“If a final agreement is reached, the American people, through their elected representatives, must have the opportunity to weigh in to ensure the deal truly can eliminate the threat of Iran’s nuclear program and hold the regime accountable,” he said in a written statement.

Corker and Sen. Bob Menendez, D-N.J., sponsored the bill allowing congressional review. A 60-vote threshold would be required before lawmakers could take action. Corker said his committee would take up that legislation on April 14, and said he's "confident of a strong vote."

In a conference call, senior administration officials reiterated concerns about legislation that could derail an Iran agreement but said they are "open to discussions" with Congress on what oversight role they could play.
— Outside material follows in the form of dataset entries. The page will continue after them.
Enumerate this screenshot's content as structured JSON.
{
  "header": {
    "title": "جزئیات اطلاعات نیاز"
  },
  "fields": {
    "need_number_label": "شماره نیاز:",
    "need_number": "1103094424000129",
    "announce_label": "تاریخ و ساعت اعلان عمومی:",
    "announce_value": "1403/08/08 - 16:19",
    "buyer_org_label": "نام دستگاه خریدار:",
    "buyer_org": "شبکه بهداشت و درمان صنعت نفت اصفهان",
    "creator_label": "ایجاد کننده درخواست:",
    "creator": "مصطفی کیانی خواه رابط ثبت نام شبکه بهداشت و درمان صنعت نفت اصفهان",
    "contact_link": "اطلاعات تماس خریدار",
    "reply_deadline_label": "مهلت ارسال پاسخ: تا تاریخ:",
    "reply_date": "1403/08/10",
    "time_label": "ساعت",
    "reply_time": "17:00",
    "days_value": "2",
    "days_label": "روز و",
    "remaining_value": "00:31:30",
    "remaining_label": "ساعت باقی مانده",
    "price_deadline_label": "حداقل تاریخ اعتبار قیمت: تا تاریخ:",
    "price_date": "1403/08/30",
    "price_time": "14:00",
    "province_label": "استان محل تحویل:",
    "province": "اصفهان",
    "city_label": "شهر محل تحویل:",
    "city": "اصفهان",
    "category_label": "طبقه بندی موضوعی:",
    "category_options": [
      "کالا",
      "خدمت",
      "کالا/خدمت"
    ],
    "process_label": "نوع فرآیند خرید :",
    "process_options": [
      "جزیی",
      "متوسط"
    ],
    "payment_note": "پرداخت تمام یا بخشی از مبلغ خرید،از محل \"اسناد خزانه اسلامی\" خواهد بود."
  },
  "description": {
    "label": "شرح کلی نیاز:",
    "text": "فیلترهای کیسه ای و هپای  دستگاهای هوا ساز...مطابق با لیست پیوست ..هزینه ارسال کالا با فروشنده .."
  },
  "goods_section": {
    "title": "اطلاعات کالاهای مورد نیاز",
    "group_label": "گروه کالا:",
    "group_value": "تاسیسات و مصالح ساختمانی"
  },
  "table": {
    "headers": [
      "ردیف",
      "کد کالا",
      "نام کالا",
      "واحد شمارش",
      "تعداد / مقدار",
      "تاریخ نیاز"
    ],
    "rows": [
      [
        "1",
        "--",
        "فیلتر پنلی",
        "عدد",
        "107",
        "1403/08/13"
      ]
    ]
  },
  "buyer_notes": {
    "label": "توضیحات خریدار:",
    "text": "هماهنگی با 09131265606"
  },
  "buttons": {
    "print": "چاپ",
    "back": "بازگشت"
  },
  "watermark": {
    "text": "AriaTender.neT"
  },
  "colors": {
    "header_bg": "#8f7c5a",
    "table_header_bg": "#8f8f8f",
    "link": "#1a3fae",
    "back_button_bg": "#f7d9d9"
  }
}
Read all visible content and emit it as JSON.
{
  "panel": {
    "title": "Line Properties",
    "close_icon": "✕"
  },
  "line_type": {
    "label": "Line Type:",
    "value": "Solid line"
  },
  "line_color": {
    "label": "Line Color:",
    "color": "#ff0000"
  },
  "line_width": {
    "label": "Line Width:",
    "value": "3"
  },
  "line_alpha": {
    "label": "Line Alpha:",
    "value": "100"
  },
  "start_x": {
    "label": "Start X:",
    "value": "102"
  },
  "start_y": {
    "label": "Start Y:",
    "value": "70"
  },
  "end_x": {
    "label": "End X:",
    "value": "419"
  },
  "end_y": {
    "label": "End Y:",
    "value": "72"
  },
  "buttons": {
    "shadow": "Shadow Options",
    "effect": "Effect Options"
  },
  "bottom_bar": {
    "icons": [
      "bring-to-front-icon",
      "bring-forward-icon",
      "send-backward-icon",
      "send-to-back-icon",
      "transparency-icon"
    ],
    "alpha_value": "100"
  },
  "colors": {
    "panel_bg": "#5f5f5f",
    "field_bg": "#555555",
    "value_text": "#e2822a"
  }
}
One official said Congress would eventually get a vote, regardless, on whether to lift sanctions.

Menendez, a Democrat who has publicly criticized the Obama administration’s handling of Iran, suggested the White House take its time before agreeing to anything. With the preliminary agreement announced Thursday, negotiators will now try to hammer out a final, comprehensive deal by a June 30 deadline.

“If diplomats can negotiate for two-years on this issue, then certainly Congress is entitled to a review period of an agreement that will fundamentally alter our relationship with Iran and the sanctions imposed by Congress,” Menendez said in a written statement. “The best outcome remains a good deal that ends Iran’s illicit nuclear weapons program. That requires a strong, united, and bipartisan approach from the administration and Congress.”

Earlier Thursday, Menendez pleaded not guilty to 14 federal charges of corruption and bribery that some have called political payback for going against the administration.

Obama's biggest allies, meanwhile, seemed to be giving his diplomatic team some space in the wake of Thursday's announcement. California Democratic Sen. Barbara Boxer seemed cautiously optimistic following the Iran announcement:

“We don’t yet know the details of a final deal, but initial reports are promising, and if the U.S. had prematurely ended talks on nuclear issues in the past, we would never have had historic and critical international agreements like the Nuclear Non-Proliferation Treaty and the New START Treaty.”

Boxer went on to praise the president and his administration for working “tirelessly to reach this point” and vowed to work to “ensure that Congress has the patience to support this diplomatic effort because the risks of walking away from the table are simply too high.”